Photo by Cory Woodward.

A Kitchen of My Own, Melbourne, Australia

Winona LaDuke once said, “Food for us comes from our relatives, whether they have wings or fins or roots. That is how we consider food. Food has a culture. It has a history. It has a story. It has relationships.” As I stand in my kitchen in quirky Melbourne, stirring kiri hodi so it won’t curdle, I find myself looking back on an unbelievable journey. 

Never in my wildest dreams did I think that I would be making string hoppers in an Australian kitchen. When I met someone on Twitter whose weirdness matched mine, I had no idea that we would move continents to build a home together. But we did. I left the warm tropics of home to explore the ‘backend-of-nowhere’ Australia. Not to build a ‘better’ life, but to live the life I wanted to have. But there are some plus points. Australia is home to a large Sri Lankan community, so I can find my dry and Maldive fish, curry and pandan leaves, and so much more. 

It’s also not just my kitchen anymore. It’s now ‘ours,’ a space I share with my multi-cultural (a dash of German, a pinch of Dutch-Burgher, a sprinkling of Muslim, a solid pour of Australian) spouse. He has his own ideas, and there were many negotiations involved in crafting this compromise: chilli is not the only spice – we need to create balance! I’m not going to stand there stirring a pot for 30 minutes – just leave it be! No shop will ever stock coconut scraped the exact way you like – this will make do! 

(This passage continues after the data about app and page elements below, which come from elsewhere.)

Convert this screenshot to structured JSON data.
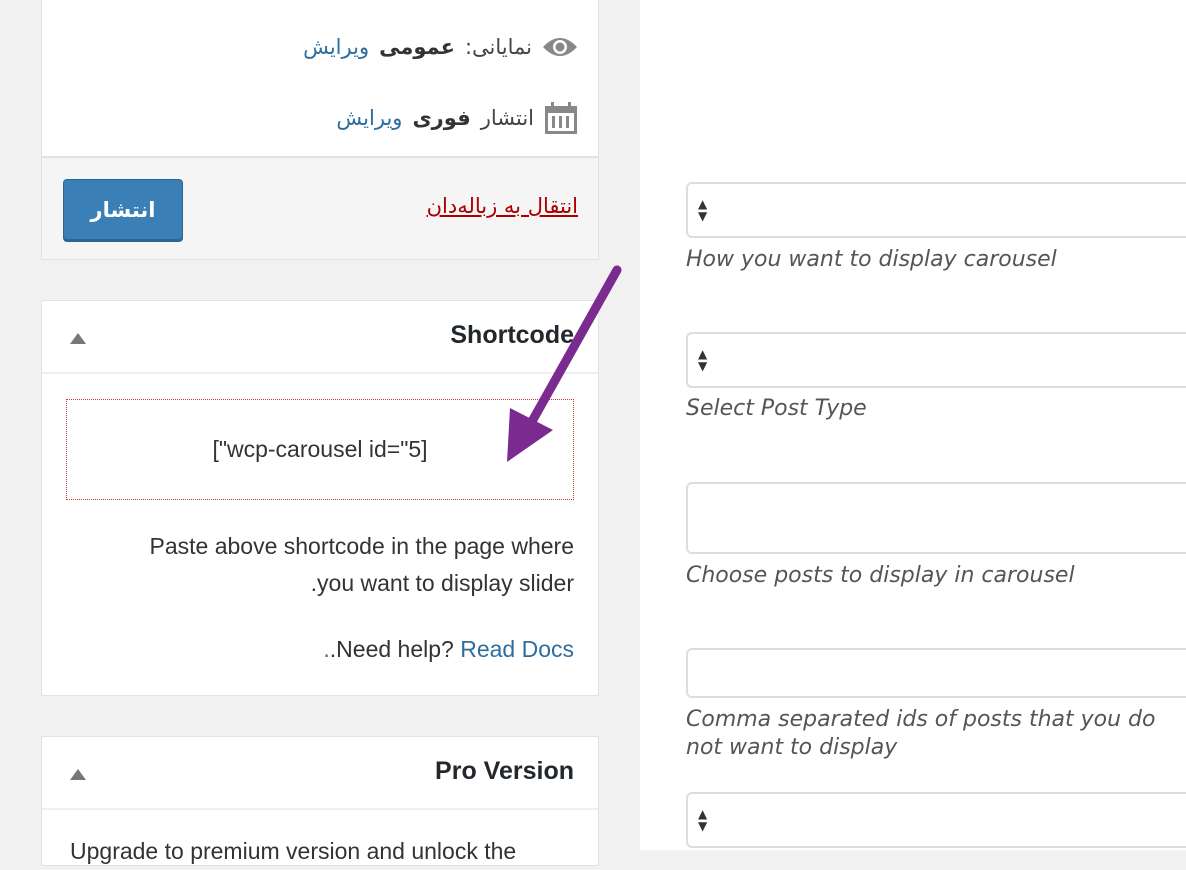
{
  "publish": {
    "visibility_label": "نمایانی:",
    "visibility_value": "عمومی",
    "visibility_edit": "ویرایش",
    "schedule_label": "انتشار",
    "schedule_value": "فوری",
    "schedule_edit": "ویرایش",
    "trash_link": "انتقال به زباله‌دان",
    "publish_button": "انتشار"
  },
  "shortcode": {
    "title": "Shortcode",
    "code": "[\"wcp-carousel id=\"5]",
    "help_line1": "Paste above shortcode in the page where",
    "help_line2": ".you want to display slider",
    "need_help": ".Need help? ",
    "read_docs": "Read Docs",
    "dot": "."
  },
  "pro": {
    "title": "Pro Version",
    "text": "Upgrade to premium version and unlock the"
  },
  "fields": [
    {
      "description": "How you want to display carousel"
    },
    {
      "description": "Select Post Type"
    },
    {
      "description": "Choose posts to display in carousel"
    },
    {
      "description": "Comma separated ids of posts that you do not want to display"
    },
    {
      "description": ""
    }
  ],
  "colors": {
    "arrow": "#7b2a8f",
    "link": "#2e6e9e",
    "trash": "#aa0000",
    "button": "#3a7fb5"
  }
}
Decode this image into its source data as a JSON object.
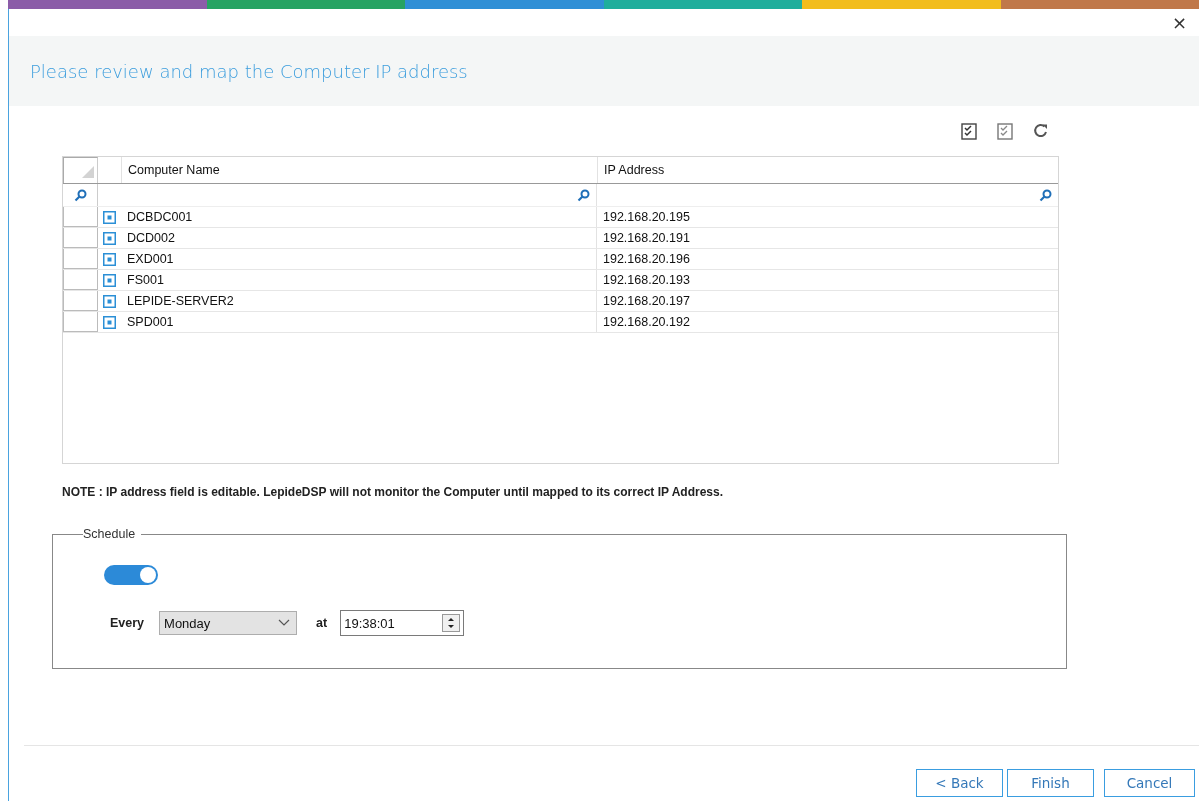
{
  "dialog": {
    "title": "Please review and map the Computer IP address",
    "close": "×"
  },
  "grid": {
    "columns": [
      "Computer Name",
      "IP Address"
    ],
    "rows": [
      {
        "name": "DCBDC001",
        "ip": "192.168.20.195"
      },
      {
        "name": "DCD002",
        "ip": "192.168.20.191"
      },
      {
        "name": "EXD001",
        "ip": "192.168.20.196"
      },
      {
        "name": "FS001",
        "ip": "192.168.20.193"
      },
      {
        "name": "LEPIDE-SERVER2",
        "ip": "192.168.20.197"
      },
      {
        "name": "SPD001",
        "ip": "192.168.20.192"
      }
    ]
  },
  "note": "NOTE : IP address field is editable. LepideDSP will not monitor the Computer until mapped to its correct IP Address.",
  "schedule": {
    "legend": "Schedule",
    "enabled": {
      "on": true
    },
    "every_label": "Every",
    "day": "Monday",
    "at_label": "at",
    "time": "19:38:01"
  },
  "buttons": [
    "< Back",
    "Finish",
    "Cancel"
  ]
}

In this kitchen, my husband makes teriyaki salmon for dinner while I rant about PhD life; I make a dhal my way while he grudgingly admits it tastes better than his, while showing me a meme he thinks perfectly captures me. We try different fish to determine which makes the best spicy Sri Lankan fish curry. In this kitchen, I have accepted that my lunu miris will come from a bottle. In this kitchen, I have discovered the glory of dumplings and the allure of fresh pasta. In this kitchen, I have accepted the sweet heat of the French shallot in fried mackerel. In this kitchen, I squeeze a lemon instead of a lime, celebrating its sweetness instead of wallowing on the missing tartness. 

Above all, in this kitchen, I have found a thread that still connects me to home and my mother. Though multiple oceans lie between us, and my daily thoughts, wins, and struggles move beyond our shared language, the kitchen comes to our rescue. Frying a fish cutlet to the perfect crispy golden consistency is something we both understand. As is the curdling of the coconut milk because the doorbell rang and we got distracted. In these culinary losses and victories, the first-generation graduate climbing the rungs of academia finds common ground with her mother who hasn’t left Sri Lanka in decades. The language of ginger-garlic, dancing curry leaves, and spitting coconut oil is one we both speak. 

Funnily enough, although we are from different worlds, my spouse has been quick to learn that language too. He has found comfort in the smell of aromatic frying foods, as I have in kneading dough for fresh pasta. He is still baffled by my determination to only use Sri Lankan shallots in my cooking, and I am still confused by the eight different cheeses he uses in toasties. There is growth in our union though: a little chilli oil from his collection can do wonders for my curries, while my curry powder adds a zing to his risotto.

So, I get on a train and wait until it reaches a quiet Melbourne suburbia. I dodge swooping magpies, and brave random Spring hailstorms. I do what it takes to find Sri Lankan shallots to put in my curries. Because as long as I have my shallots, I am home. 

About the author

Minoli Wijetunga is a PhD student researching education and technology through a decolonial feminist perspective. You can follow her on Instagram @minoli_w and Bluesky You can also read more of her work on her blog.